* _EXERCISE DETAILS_
Scan the data below and copy each line where "Total" occurs.

Excerpts from an interface dataset
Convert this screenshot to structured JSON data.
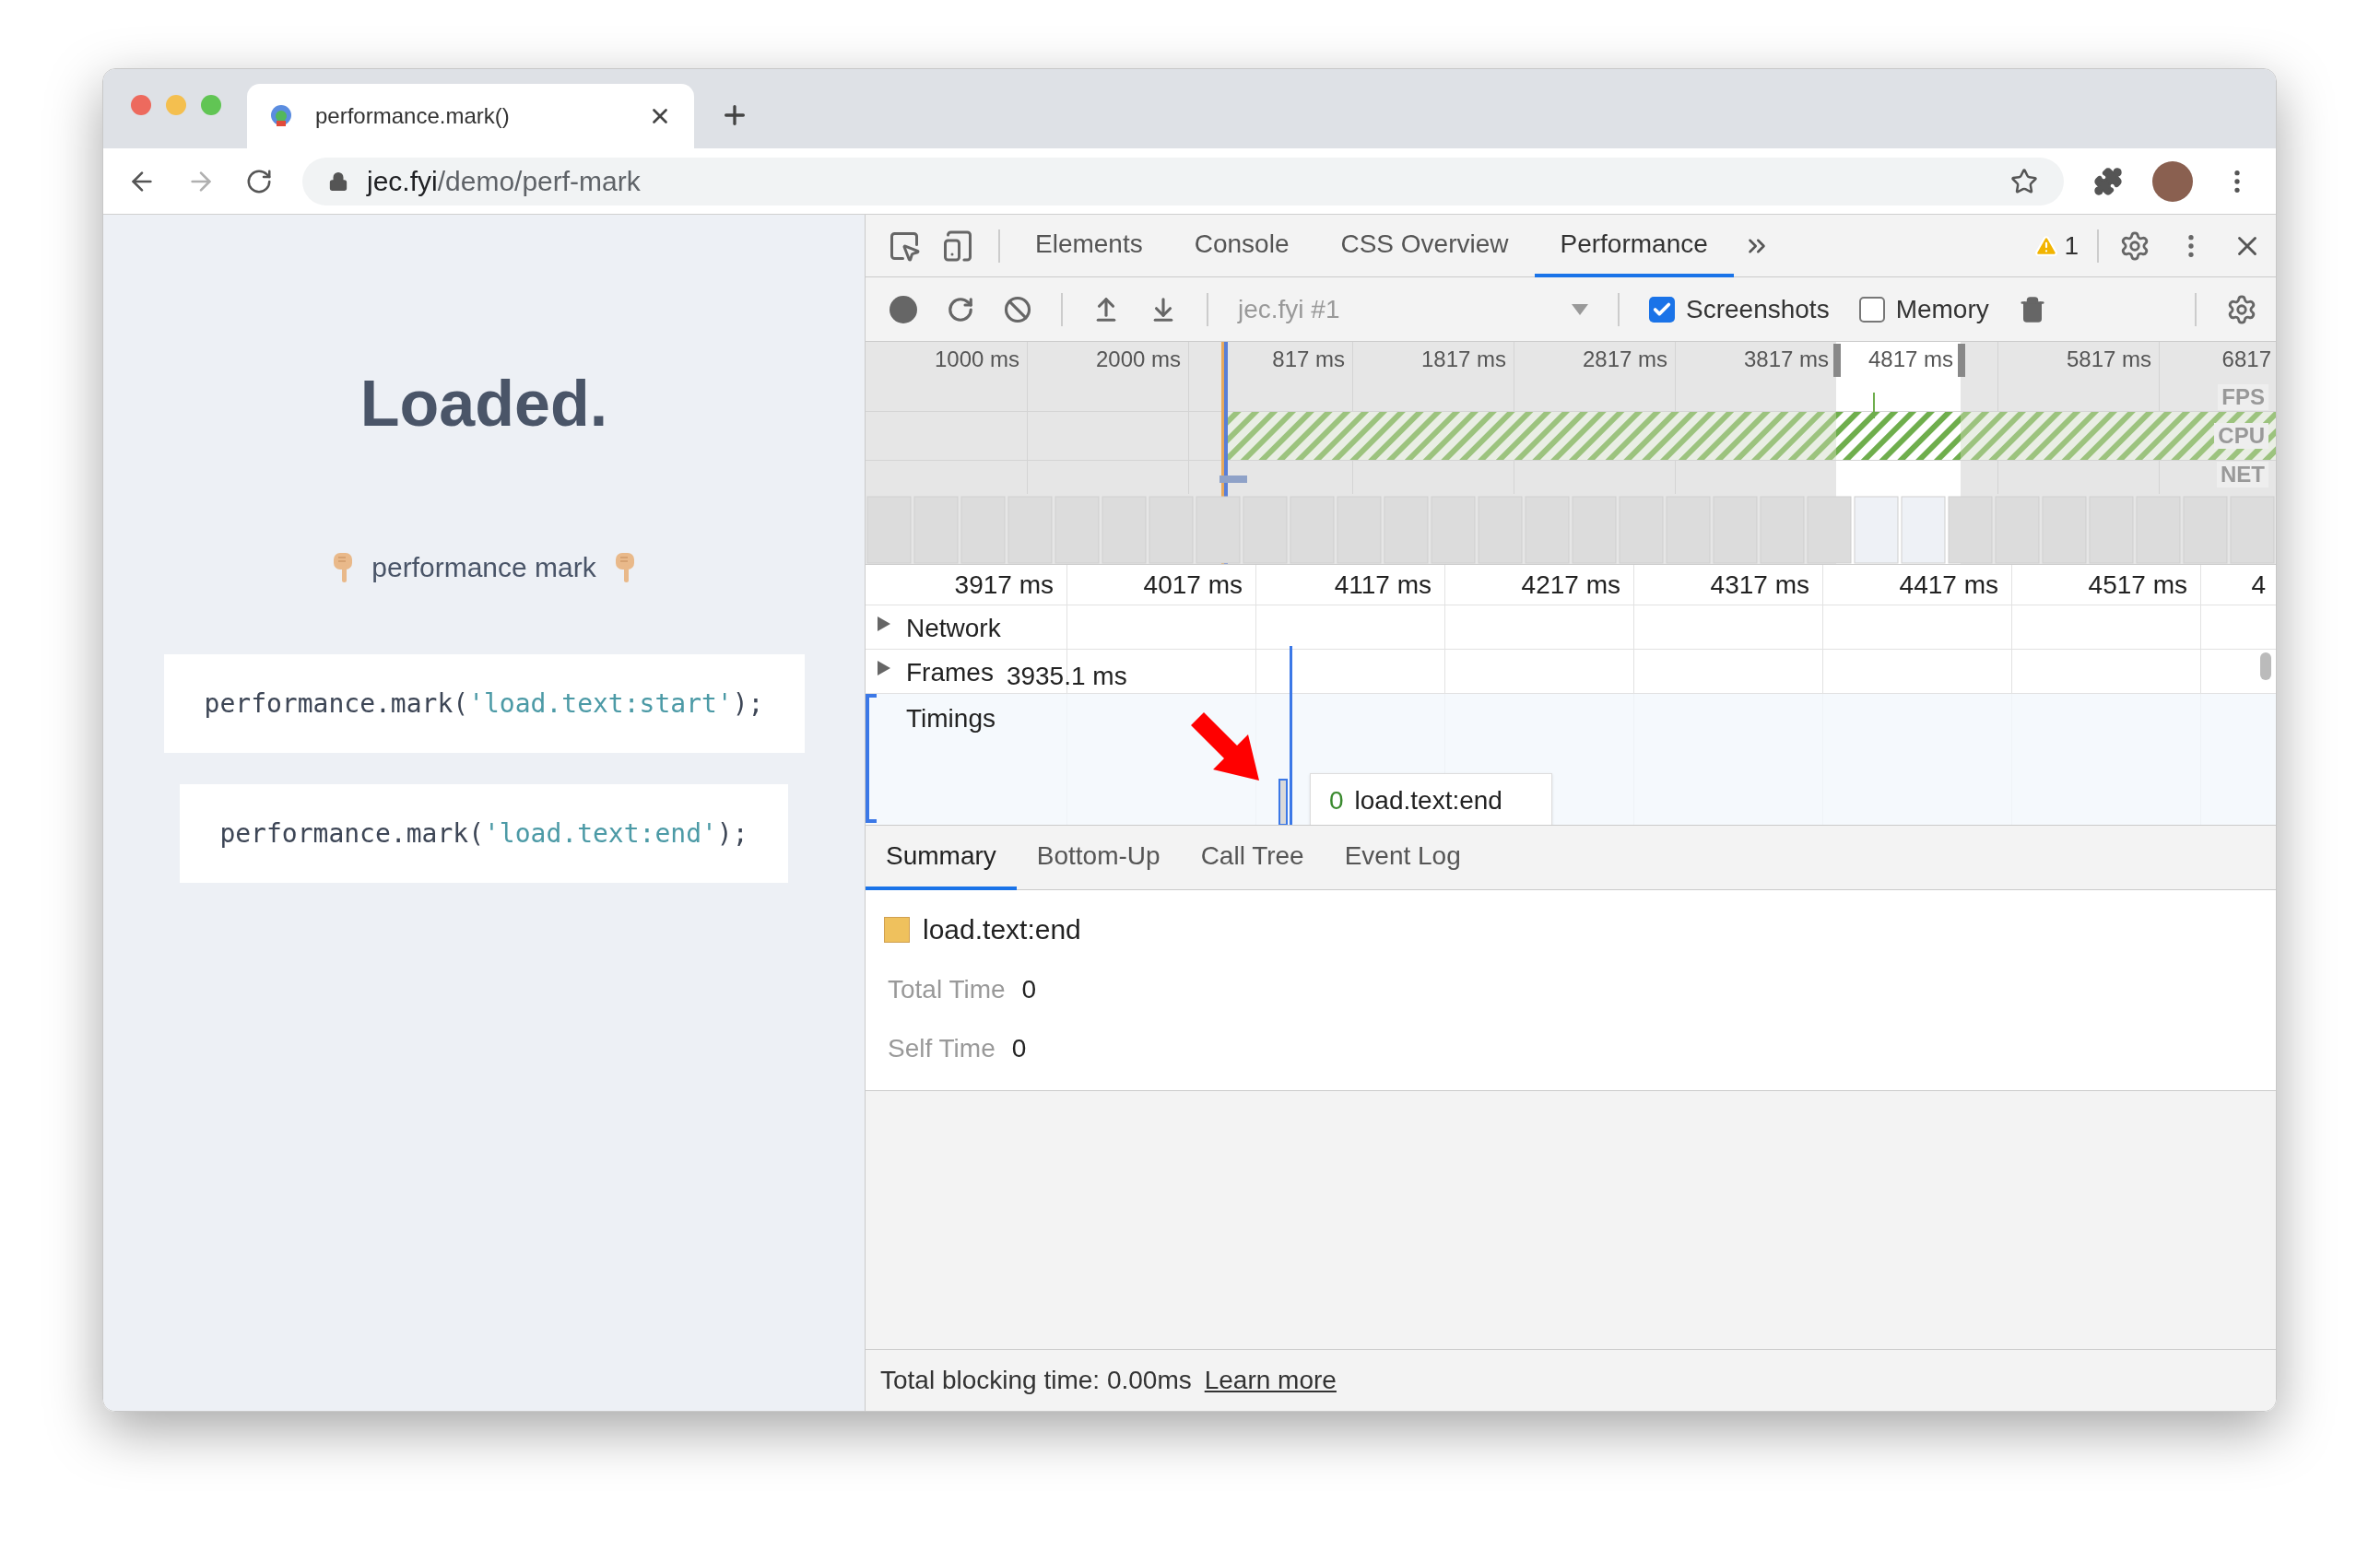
{
  "browser": {
    "tab_title": "performance.mark()",
    "url_host": "jec.fyi",
    "url_path": "/demo/perf-mark"
  },
  "page": {
    "heading": "Loaded.",
    "subheading": "performance mark",
    "code_blocks": [
      {
        "call": "performance.mark(",
        "arg": "'load.text:start'",
        "close": ");"
      },
      {
        "call": "performance.mark(",
        "arg": "'load.text:end'",
        "close": ");"
      }
    ]
  },
  "devtools": {
    "tabs": [
      {
        "label": "Elements",
        "selected": false
      },
      {
        "label": "Console",
        "selected": false
      },
      {
        "label": "CSS Overview",
        "selected": false
      },
      {
        "label": "Performance",
        "selected": true
      }
    ],
    "warning_count": "1",
    "recording_select": "jec.fyi #1",
    "options": [
      {
        "label": "Screenshots",
        "checked": true
      },
      {
        "label": "Memory",
        "checked": false
      }
    ],
    "overview": {
      "ticks": [
        "1000 ms",
        "2000 ms",
        "817 ms",
        "1817 ms",
        "2817 ms",
        "3817 ms",
        "4817 ms",
        "5817 ms",
        "6817"
      ],
      "track_labels": [
        "FPS",
        "CPU",
        "NET"
      ]
    },
    "timeline": {
      "ticks": [
        "3917 ms",
        "4017 ms",
        "4117 ms",
        "4217 ms",
        "4317 ms",
        "4417 ms",
        "4517 ms",
        "4"
      ],
      "tracks": [
        {
          "label": "Network",
          "expandable": true,
          "selected": false
        },
        {
          "label": "Frames",
          "expandable": true,
          "selected": false,
          "value": "3935.1 ms"
        },
        {
          "label": "Timings",
          "expandable": false,
          "selected": true
        }
      ],
      "tooltip": {
        "value": "0",
        "label": "load.text:end"
      }
    },
    "detail_tabs": [
      {
        "label": "Summary",
        "selected": true
      },
      {
        "label": "Bottom-Up",
        "selected": false
      },
      {
        "label": "Call Tree",
        "selected": false
      },
      {
        "label": "Event Log",
        "selected": false
      }
    ],
    "summary": {
      "title": "load.text:end",
      "color": "#efc15d",
      "rows": [
        {
          "label": "Total Time",
          "value": "0"
        },
        {
          "label": "Self Time",
          "value": "0"
        }
      ]
    },
    "footer": {
      "text": "Total blocking time: 0.00ms",
      "link": "Learn more"
    }
  }
}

* _SOLUTION FOR THIS EXERCISE_
          "label": "Total Time",
      "text": "Total blocking time: 0.00ms",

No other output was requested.